For some time now, our trajectory and strategy in Afghanistan have been flat. We are not losing, and we are not winning. We find ourselves in an operational stalemate where progress on governance, reconstruction, and economic development--the core of our state-building strategy--is slowing while requirements for security and additional military force are accelerating. This condition is dangerous, given the American cultural urge to move on to new challenges. The Pakistanis and Afghans are not only aware of this tendency, they remember it, rendering our protestations of constancy moot. Even Mullah Omar, the Taliban leader, ousted by the United States in 2001, understands the virtue of patience. "Americans have all the watches," he once observed, "but we have all the time."
What Mullah Omar is suggesting is that if we are not winning, we are losing. He seems to grasp, possibly better than we do, that the United States and the international community cannot maintain their current level of commitment to Afghanistan indefinitely, probably not even for another five years. His prognosis, if correct, carries profound implications for US strategy.
Two Strategic Mistakes
Why we are not winning is complex but can be traced to two strategic errors, both of which are remediable.

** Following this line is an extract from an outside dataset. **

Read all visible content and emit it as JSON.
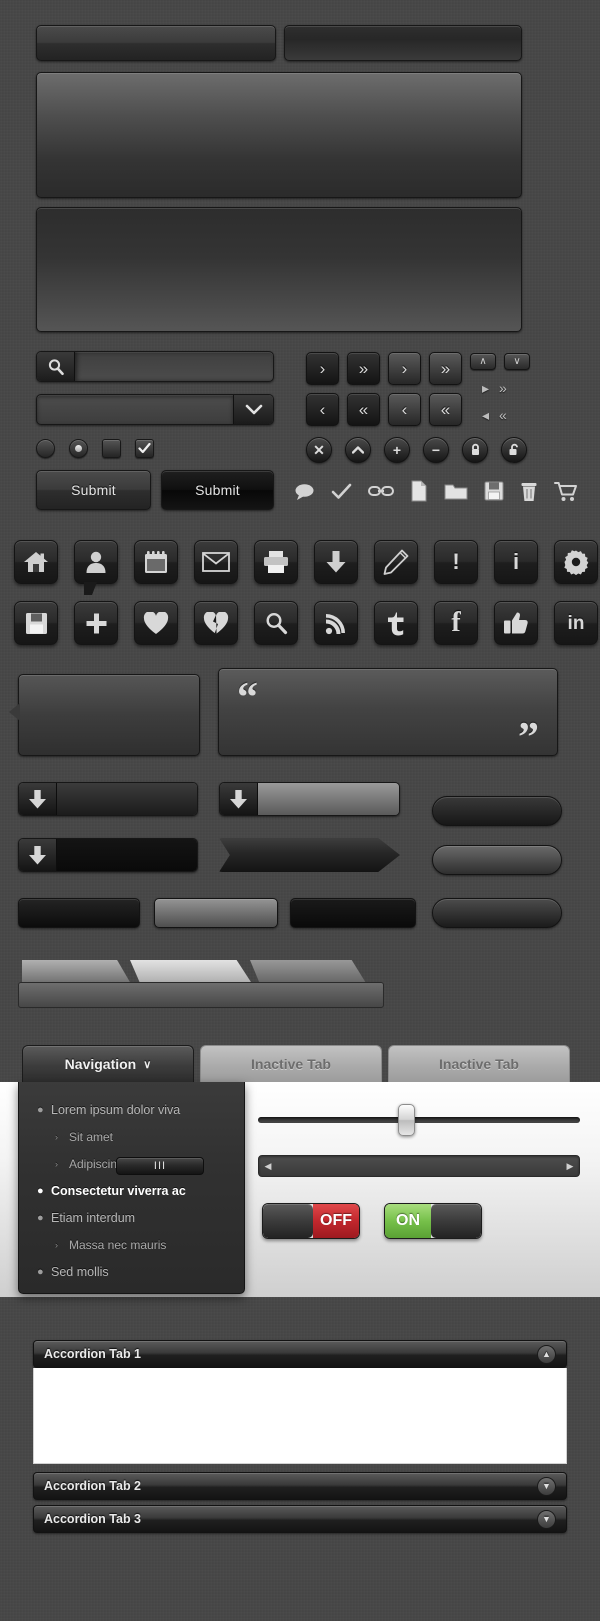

The first error centers on state-building: We have adopted a standard western state-building template that does not fit Afghan conditions particularly well. Expectations, both ours and the Afghans', are not aligned with reality, not just in terms of outcomes but also in terms of the time it will take to achieve them. The second mistake is more dangerous to our overall objectives in Afghanistan. It centers on the Taliban insurgency, which we perceive in one dimension (as a military--our military--problem). This perception drives American strategy and the instruments of US power we choose, with decreasing returns, to apply to it. But there are other parties to the conflict. Pakistan, the Afghan people, and the insurgents themselves view the insurgency in ways that differ significantly from our perspective. A successful strategy for defeating the insurgency needs to be based on a clearer, deeper understanding of what these parties want.

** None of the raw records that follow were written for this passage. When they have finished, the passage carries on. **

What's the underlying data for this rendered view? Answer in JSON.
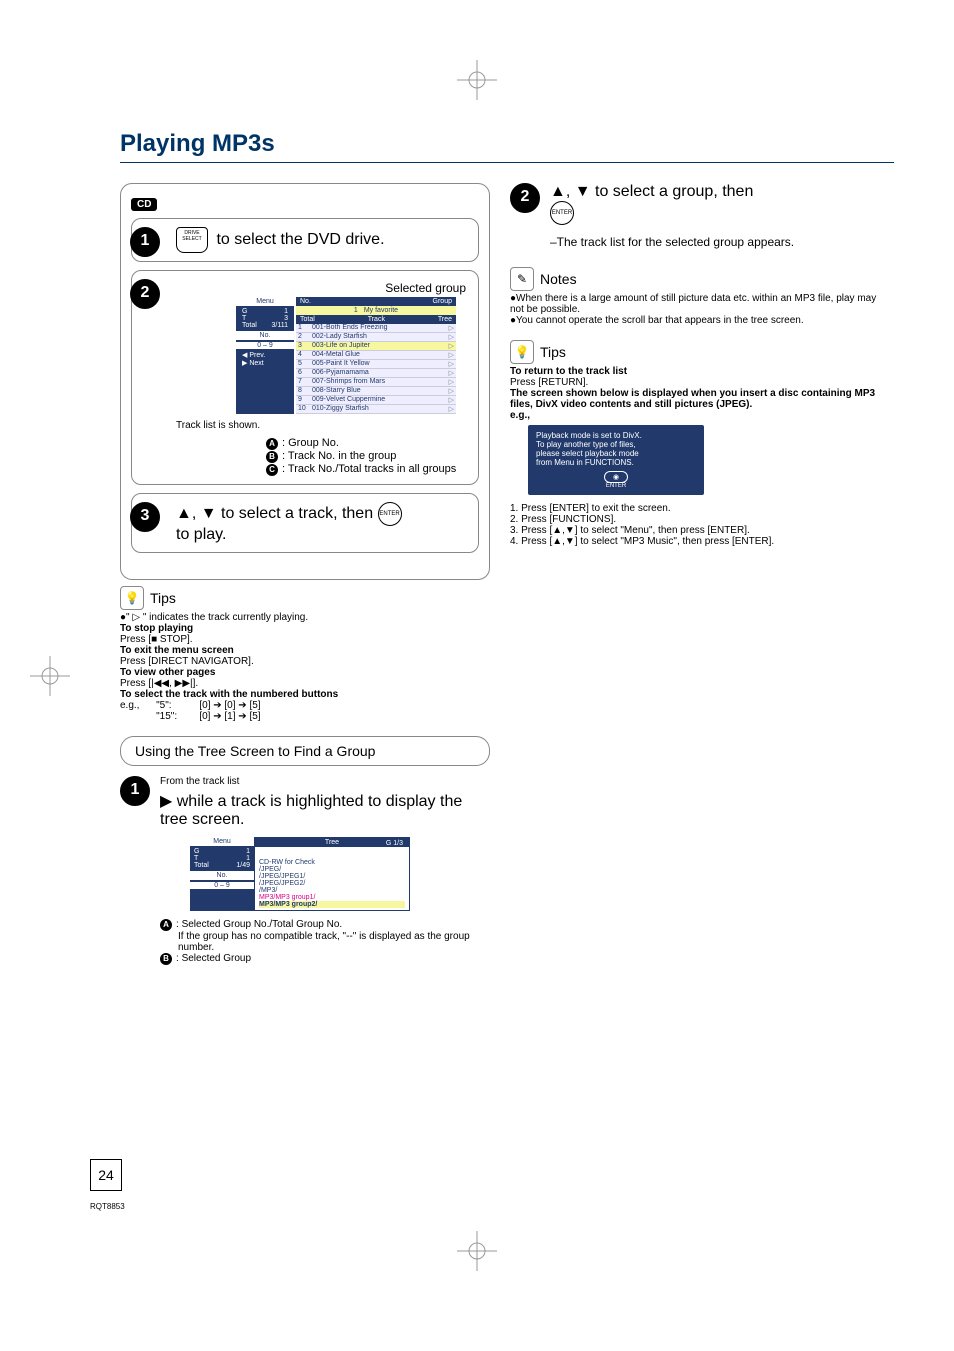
{
  "title": "Playing MP3s",
  "cd_badge": "CD",
  "step1": {
    "drive_label": "DRIVE\nSELECT",
    "text": "to select the DVD drive."
  },
  "step2": {
    "selected_group_label": "Selected group",
    "track_list_shown": "Track list is shown.",
    "menu_label": "Menu",
    "g": "G",
    "g_val": "1",
    "t": "T",
    "t_val": "3",
    "total": "Total",
    "total_val": "3/111",
    "no_label": "No.",
    "no_range": "0 – 9",
    "prev": "Prev.",
    "next": "Next",
    "header_no": "No.",
    "header_group": "Group",
    "fav": "My favorite",
    "header_total": "Total",
    "header_track": "Track",
    "header_tree": "Tree",
    "rows": [
      {
        "n": "1",
        "t": "001-Both Ends Freezing"
      },
      {
        "n": "2",
        "t": "002-Lady Starfish"
      },
      {
        "n": "3",
        "t": "003-Life on Jupiter"
      },
      {
        "n": "4",
        "t": "004-Metal Glue"
      },
      {
        "n": "5",
        "t": "005-Paint It Yellow"
      },
      {
        "n": "6",
        "t": "006-Pyjamamama"
      },
      {
        "n": "7",
        "t": "007-Shrimps from Mars"
      },
      {
        "n": "8",
        "t": "008-Starry Blue"
      },
      {
        "n": "9",
        "t": "009-Velvet Cuppermine"
      },
      {
        "n": "10",
        "t": "010-Ziggy Starfish"
      }
    ],
    "legendA": "Group No.",
    "legendB": "Track No. in the group",
    "legendC": "Track No./Total tracks in all groups"
  },
  "step3": {
    "text_select": ", ▼ to select a track, then",
    "text_play": "to play.",
    "enter": "ENTER"
  },
  "tips_title": "Tips",
  "tips_body": {
    "l1": "\" ▷ \" indicates the track currently playing.",
    "l2_h": "To stop playing",
    "l2_b": "Press [■ STOP].",
    "l3_h": "To exit the menu screen",
    "l3_b": "Press [DIRECT NAVIGATOR].",
    "l4_h": "To view other pages",
    "l4_b": "Press [|◀◀, ▶▶|].",
    "l5_h": "To select the track with the numbered buttons",
    "l5_b1": "e.g.,      \"5\":          [0] ➔ [0] ➔ [5]",
    "l5_b2": "             \"15\":        [0] ➔ [1] ➔ [5]"
  },
  "tree_section": "Using the Tree Screen to Find a Group",
  "tree_step1": {
    "from": "From the track list",
    "text": "▶ while a track is highlighted to display the tree screen.",
    "menu_label": "Menu",
    "g": "G",
    "g_val": "1",
    "t": "T",
    "t_val": "1",
    "total": "Total",
    "total_val": "1/49",
    "no_label": "No.",
    "no_range": "0 – 9",
    "tree_label": "Tree",
    "g_label": "G",
    "g_val2": "1/3",
    "lines": [
      "CD-RW for Check",
      "/JPEG/",
      "/JPEG/JPEG1/",
      "/JPEG/JPEG2/",
      "/MP3/",
      "MP3/MP3 group1/",
      "MP3/MP3 group2/"
    ],
    "legA": "Selected Group No./Total Group No.",
    "legA2": "If the group has no compatible track, \"--\" is displayed as the group number.",
    "legB": "Selected Group"
  },
  "right_step2": {
    "text": ", ▼ to select a group, then",
    "enter": "ENTER",
    "sub": "–The track list for the selected group appears."
  },
  "notes_title": "Notes",
  "notes": [
    "When there is a large amount of still picture data etc. within an MP3 file, play may not be possible.",
    "You cannot operate the scroll bar that appears in the tree screen."
  ],
  "right_tips_title": "Tips",
  "right_tips": {
    "l1_h": "To return to the track list",
    "l1_b": "Press [RETURN].",
    "l2_h": "The screen shown below is displayed when you insert a disc containing MP3 files, DivX video contents and still pictures (JPEG).",
    "eg": "e.g.,",
    "dialog": [
      "Playback mode is set to DivX.",
      "To play another type of files,",
      "please select playback mode",
      "from Menu in FUNCTIONS."
    ],
    "enter_ok": "ENTER",
    "steps": [
      "1. Press [ENTER] to exit the screen.",
      "2. Press [FUNCTIONS].",
      "3. Press [▲,▼] to select \"Menu\", then press [ENTER].",
      "4. Press [▲,▼] to select \"MP3 Music\", then press [ENTER]."
    ]
  },
  "page_number": "24",
  "rqt": "RQT8853"
}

Barring a major revision in strategy, our trajectory in Afghanistan is likely to continue to be flat, or worse. Most Afghans still think things are a little better now than they were before we came. But they also wonder why things are not a lot better, and a lot safer. The longer they wonder, the harder our task becomes, because while we may have a reputation for impatience, we do not own it outright. Thus the Mullah's strategy: If he is not losing, he is winning.
A Matter of Time
The current approach is an acceptable strategy, but it is not without flaws. The Taliban cannot defeat NATO militarily, but they do not have to; their best weapon is time. They can retard governance, reconstruction, and development, diminish security for the population, and erode national will. In essence, they can shorten the time available for state-building. A waiting game, however, is passive. It cedes the tactical domain to the United States, NATO, and the international community, betting that under the conditions that support the insurgency those actors will make operational mistakes that will result in their losing the contest in the long run. This strategy also assumes that America lacks the vision and agility either to recover from our operational mistakes or to craft an overall strategy that could make time switch sides.
That line of reasoning makes Afghanistan still ours to win or lose. If we are to win, it is commonly understood, we have to identify the mistakes being made in our operations, militarily as well as in project assistance. But beyond the simple identification of mistakes, we are actually expected to fix these errors and omissions, a much more difficult proposition that is often overcome by doctrine, politics, and budgets. …